My Administration's efforts to tackle the national mental health crisis, especially among our Nation's youth, build on these important measures. Today, suicide is the second leading cause of death among young people between the ages of 10 and 24, and over the past several years, mental health emergencies have increased among youth of all ages. In response, my Administration is making it easier for children across America to access mental health specialists through their pediatricians' offices. We are helping to address the harms of social media use on youth mental health and investing billions of dollars to expand access to mental health services and professionals in schools. We are also educating States on ways to leverage all Federal resources, including Medicaid, to improve the delivery of health care in schools. Already, we are making progress. As of July, the number of school social workers has risen 54 percent relative to the years before the pandemic. In the same period, the number of counselors is up 22 percent, and the number of school nurses has also increased by 22 percent.

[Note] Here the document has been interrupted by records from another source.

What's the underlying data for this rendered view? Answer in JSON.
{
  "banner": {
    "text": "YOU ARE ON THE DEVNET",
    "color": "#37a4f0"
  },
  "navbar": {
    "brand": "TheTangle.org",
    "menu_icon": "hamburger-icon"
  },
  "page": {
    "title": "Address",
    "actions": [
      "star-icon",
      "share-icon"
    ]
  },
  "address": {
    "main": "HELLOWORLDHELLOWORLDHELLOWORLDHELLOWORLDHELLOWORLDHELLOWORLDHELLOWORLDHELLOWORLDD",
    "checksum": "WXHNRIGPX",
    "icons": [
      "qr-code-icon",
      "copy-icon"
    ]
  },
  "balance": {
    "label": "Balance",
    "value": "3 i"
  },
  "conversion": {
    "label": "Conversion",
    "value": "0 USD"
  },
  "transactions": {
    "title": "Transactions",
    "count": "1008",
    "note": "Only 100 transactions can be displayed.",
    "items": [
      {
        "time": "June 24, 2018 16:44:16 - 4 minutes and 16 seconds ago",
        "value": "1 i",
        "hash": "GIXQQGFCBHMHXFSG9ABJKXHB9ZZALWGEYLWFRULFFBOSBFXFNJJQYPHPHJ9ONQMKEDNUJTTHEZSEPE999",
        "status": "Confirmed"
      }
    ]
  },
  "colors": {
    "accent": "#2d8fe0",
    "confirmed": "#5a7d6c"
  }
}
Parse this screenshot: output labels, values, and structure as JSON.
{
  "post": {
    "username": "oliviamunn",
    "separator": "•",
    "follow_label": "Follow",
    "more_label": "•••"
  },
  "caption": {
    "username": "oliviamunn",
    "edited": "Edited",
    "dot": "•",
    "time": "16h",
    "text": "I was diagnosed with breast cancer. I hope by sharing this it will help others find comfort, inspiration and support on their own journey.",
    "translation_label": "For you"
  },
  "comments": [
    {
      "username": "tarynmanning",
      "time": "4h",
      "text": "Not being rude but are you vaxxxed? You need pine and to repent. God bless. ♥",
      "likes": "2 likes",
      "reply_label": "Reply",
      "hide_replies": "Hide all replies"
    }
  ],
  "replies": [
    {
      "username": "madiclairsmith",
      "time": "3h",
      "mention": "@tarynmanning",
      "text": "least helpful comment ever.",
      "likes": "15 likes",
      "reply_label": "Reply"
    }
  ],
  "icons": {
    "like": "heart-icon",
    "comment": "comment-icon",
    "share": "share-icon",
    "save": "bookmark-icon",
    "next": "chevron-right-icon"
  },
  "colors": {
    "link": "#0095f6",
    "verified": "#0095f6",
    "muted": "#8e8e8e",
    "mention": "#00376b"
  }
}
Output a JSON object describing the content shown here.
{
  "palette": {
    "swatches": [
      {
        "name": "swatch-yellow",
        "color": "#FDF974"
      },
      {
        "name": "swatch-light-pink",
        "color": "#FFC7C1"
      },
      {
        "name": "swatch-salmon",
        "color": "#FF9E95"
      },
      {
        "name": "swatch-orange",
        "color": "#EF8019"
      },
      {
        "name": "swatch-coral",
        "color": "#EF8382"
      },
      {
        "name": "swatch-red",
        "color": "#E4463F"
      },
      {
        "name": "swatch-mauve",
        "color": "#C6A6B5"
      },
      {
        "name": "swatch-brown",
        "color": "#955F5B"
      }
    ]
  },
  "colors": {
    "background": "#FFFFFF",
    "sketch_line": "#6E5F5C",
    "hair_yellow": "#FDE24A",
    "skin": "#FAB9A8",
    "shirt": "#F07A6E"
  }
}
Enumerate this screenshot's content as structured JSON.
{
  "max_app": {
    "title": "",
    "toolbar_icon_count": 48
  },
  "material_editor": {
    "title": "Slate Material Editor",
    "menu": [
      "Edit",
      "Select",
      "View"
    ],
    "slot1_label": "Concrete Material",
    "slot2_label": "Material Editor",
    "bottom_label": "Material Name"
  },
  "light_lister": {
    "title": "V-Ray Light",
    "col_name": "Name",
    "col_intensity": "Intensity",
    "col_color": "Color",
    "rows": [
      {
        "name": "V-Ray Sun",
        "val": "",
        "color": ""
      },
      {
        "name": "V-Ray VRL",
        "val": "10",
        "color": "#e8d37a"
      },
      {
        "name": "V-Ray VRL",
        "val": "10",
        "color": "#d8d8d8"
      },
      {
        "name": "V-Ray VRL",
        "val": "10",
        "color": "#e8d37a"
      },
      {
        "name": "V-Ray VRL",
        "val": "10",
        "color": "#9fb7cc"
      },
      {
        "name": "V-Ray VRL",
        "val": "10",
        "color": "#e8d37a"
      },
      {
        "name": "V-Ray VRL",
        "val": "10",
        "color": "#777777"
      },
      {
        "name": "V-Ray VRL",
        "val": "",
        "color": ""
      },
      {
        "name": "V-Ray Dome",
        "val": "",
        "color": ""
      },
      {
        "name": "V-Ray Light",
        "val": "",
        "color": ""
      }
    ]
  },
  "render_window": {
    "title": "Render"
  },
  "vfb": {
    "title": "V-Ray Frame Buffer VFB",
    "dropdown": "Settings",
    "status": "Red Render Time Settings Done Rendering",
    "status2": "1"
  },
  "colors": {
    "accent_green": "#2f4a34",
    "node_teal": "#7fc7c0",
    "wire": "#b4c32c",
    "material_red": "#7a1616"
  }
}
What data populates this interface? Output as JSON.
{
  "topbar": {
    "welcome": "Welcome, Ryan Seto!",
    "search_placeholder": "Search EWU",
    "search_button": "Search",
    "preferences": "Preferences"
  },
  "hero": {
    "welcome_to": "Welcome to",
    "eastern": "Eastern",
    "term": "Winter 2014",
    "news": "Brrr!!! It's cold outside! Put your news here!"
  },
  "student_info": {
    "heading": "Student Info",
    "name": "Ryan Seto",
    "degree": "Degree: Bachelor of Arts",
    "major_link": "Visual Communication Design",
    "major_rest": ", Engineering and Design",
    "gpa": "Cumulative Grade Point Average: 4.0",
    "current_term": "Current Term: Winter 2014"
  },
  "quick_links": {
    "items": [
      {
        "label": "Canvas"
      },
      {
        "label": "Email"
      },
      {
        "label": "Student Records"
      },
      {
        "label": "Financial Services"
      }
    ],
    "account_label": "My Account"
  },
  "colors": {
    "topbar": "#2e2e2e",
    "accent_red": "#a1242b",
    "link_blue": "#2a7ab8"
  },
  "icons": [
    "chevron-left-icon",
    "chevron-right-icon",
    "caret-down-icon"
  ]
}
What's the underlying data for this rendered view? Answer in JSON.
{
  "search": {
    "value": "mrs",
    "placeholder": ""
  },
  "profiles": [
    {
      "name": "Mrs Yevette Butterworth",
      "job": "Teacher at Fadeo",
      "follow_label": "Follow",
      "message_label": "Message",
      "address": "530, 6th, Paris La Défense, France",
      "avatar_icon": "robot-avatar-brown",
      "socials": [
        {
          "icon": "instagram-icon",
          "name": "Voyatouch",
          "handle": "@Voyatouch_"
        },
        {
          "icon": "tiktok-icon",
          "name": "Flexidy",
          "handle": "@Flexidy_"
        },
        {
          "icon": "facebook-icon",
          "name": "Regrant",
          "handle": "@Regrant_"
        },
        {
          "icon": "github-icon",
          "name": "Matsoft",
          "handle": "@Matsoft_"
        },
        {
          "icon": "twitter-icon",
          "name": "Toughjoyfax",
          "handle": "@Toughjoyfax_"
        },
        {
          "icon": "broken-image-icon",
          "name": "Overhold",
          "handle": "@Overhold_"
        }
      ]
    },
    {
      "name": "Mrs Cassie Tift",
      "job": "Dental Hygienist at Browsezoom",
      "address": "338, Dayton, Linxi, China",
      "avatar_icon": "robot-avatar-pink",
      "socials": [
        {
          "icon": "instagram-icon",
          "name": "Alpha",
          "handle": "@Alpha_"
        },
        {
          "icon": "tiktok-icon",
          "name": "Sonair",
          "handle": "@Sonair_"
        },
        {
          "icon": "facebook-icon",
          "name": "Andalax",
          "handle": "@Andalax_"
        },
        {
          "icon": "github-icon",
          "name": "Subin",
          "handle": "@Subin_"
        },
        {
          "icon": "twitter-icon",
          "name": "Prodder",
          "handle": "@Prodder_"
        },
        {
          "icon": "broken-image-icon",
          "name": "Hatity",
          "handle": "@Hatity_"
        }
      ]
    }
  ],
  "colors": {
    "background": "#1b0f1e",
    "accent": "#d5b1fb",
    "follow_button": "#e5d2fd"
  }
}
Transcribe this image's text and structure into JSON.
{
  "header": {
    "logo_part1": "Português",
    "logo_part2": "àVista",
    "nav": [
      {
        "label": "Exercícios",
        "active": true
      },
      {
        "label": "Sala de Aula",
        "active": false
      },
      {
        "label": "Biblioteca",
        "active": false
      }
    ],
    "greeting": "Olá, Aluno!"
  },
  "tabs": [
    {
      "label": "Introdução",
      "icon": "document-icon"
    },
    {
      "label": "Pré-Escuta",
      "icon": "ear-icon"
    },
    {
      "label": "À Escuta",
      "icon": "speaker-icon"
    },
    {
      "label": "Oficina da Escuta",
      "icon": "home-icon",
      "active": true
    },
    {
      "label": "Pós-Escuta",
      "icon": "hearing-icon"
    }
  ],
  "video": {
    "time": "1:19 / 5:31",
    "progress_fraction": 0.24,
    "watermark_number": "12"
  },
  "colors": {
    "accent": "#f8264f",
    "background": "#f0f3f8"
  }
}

To protect our children from the COVID-19 pandemic, my Administration rolled out vaccines for children 6 months and older, helping to ensure that kids and infants can be safer in all public spaces, including classrooms and daycares. We are delivering affordable high-speed internet to every American so students no longer have to sit in fast food parking lots just to use the Wi-Fi to do their homework. I secured funding to help replace every single lead pipe in the Nation so no one has to second-guess the quality of the water their child is drinking. The Inflation Reduction Act will also replace thousands of diesel school buses with electric buses, saving our kids from inhaling dangerous fumes.
I know there is so much more work to do to build a future worthy of the hopes and dreams of our children. We must secure free, high-quality preschool for every American child and lower health care costs even more for American families. I continue calling for tax breaks for middle-class parents and for new laws that keep our children safe from violence at school and at home. I will do everything in my power to tackle the climate crisis and pass down a healthier planet to future generations. To win the competition for the future, we must continue building a healthier and safer Nation for our children. Our families and our country depend on it.
The Congress, by a joint resolution approved May 18, 1928, as amended (36 U.S.C. 105), has called for the designation of the first Monday in October as Child Health Day and has requested that the President issue a proclamation in observance of this day.
NOW, THEREFORE, I, JOSEPH R. BIDEN JR., President of the United States of America, by virtue of the authority vested in me by the Constitution and the laws of the United States, do hereby proclaim Monday, October 3, 2022, as Child Health Day. I call upon families, child health professionals, faith-based and community organizations, and governments to help ensure that America's children stay safe and healthy.
IN WITNESS WHEREOF, I have hereunto set my hand this thirtieth day of September, in the year of our Lord two thousand twenty-two, and of the Independence of the United States of America the two hundred and forty-seventh.
JOSEPH R. BIDEN JR.